Statistics released for week four of the season — Oct. 28-Nov. 3 — show one person died from “influenza-associated deaths” during those seven days. The state office did not tell us where the patient was from. Also, there were six people hospitalized for treatment of flu-related illnesses last week; the season total stands at 16. The state identified flu activity as “sporadic” at this time as does a flu-tracker map from the Centers for Disease Control and Prevention (see below). The summary was posted on Friday, Nov. 9. Georgia is part of the CDC’s region four and the agency shows both Influenza A and Influenza B are active.
There is an additional focus on fighting the flu this season following a devastating 2017-18 season in Georgia that claimed 151 lives, including four youth, and hospitalized another 3,139. As many as 175 flu outbreaks were charted by the state last season. Recent seasonal statistics show:
2016-17: Nine deaths, 1,484 hospitalized, 37 outbreaks.
2015-16: Seven deaths, 592 hospitalized, three outbreaks.
2014-15: 28 deaths, 1,460 hospitalized, 34 outbreaks.

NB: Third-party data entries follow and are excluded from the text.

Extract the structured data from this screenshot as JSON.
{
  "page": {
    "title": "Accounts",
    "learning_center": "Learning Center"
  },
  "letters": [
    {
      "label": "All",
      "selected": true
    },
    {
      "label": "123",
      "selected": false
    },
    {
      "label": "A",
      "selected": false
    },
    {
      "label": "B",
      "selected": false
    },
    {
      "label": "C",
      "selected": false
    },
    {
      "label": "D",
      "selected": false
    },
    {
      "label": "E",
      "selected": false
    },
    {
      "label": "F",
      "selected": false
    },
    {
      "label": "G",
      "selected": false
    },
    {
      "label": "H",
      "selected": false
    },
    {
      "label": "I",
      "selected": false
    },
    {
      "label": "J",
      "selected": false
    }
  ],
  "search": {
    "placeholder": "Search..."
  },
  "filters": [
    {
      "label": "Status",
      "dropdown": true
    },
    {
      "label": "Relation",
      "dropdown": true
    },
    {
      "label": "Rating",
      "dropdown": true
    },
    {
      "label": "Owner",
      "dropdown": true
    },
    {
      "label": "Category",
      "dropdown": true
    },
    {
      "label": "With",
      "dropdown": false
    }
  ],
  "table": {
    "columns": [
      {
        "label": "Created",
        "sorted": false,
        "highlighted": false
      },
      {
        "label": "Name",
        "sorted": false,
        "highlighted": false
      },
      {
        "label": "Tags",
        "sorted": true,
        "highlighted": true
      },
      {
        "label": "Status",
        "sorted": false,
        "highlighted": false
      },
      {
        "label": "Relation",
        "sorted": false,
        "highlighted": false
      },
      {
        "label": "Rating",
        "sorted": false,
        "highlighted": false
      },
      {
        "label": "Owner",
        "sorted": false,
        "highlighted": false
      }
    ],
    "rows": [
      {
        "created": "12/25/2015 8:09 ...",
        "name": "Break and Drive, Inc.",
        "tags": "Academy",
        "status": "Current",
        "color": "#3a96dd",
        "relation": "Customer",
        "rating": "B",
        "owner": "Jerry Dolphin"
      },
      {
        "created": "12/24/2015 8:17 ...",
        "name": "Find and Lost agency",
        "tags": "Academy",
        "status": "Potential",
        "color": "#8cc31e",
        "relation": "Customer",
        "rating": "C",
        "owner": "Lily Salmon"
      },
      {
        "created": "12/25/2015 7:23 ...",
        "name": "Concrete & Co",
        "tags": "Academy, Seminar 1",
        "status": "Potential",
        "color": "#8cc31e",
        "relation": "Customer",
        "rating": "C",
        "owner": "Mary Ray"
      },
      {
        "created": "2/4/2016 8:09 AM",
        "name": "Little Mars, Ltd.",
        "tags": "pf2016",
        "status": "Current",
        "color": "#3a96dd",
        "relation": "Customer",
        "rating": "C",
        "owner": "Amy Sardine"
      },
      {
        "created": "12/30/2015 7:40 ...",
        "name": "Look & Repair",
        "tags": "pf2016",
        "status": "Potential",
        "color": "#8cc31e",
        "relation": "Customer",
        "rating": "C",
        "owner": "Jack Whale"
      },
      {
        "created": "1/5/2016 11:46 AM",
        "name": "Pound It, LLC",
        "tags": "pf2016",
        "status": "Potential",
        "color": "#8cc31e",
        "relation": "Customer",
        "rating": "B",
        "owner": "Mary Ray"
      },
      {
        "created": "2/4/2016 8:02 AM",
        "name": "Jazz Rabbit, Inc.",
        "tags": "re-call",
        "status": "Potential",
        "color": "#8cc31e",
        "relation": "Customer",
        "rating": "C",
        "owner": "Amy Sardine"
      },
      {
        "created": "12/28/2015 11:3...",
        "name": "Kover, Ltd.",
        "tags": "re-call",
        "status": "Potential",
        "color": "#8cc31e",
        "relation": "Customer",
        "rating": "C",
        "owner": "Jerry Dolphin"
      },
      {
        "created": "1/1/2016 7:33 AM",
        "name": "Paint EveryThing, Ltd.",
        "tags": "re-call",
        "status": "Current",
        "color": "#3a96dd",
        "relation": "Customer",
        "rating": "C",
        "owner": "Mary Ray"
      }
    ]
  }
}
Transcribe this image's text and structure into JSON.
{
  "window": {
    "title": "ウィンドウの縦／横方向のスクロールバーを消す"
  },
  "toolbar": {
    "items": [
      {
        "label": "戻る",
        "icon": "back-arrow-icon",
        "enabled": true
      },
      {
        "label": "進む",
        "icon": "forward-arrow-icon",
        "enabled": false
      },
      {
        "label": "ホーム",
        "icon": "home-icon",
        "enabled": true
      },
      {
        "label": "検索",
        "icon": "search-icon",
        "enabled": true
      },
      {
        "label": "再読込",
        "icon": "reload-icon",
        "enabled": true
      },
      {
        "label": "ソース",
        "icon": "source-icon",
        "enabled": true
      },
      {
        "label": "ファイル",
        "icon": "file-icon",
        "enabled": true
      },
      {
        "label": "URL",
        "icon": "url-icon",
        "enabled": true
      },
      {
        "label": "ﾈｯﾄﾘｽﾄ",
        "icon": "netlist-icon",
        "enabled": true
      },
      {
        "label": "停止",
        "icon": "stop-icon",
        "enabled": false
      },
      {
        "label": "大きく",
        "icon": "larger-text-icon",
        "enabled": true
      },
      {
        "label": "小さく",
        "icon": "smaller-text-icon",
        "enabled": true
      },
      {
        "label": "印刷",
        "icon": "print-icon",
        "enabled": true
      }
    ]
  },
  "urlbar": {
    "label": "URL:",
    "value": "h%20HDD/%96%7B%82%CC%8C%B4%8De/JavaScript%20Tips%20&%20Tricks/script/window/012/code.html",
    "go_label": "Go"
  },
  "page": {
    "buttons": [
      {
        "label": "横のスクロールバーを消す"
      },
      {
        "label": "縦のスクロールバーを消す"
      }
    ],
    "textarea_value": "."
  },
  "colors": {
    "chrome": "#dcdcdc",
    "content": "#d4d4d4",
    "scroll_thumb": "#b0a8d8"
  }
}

Public Health recommended tips to help fight the flu this season, which stretches into mid-May:
- Get the flu vaccine. Everyone six months old and over should get a flu vaccine every year before flu activity begins in their community. It takes about two weeks after vaccination for antibodies to develop in the body and provide protection against the flu, so it’s important to take preventive measures now.
- Avoid close contact with sick people.
- Wash your hands often with soap and water. If soap and water are not available, use an alcohol-based hand rub.
- Avoid touching your eyes, nose and mouth. Germs spread this way.
- Clean and disinfect surfaces and objects that may be contaminated with germs like the flu.
- If you do get sick and think you may have the flu, contact your health care provider right away. There are medications that can be used to treat flu but they are most effective when taken within 48 hours of the onset of flu symptoms.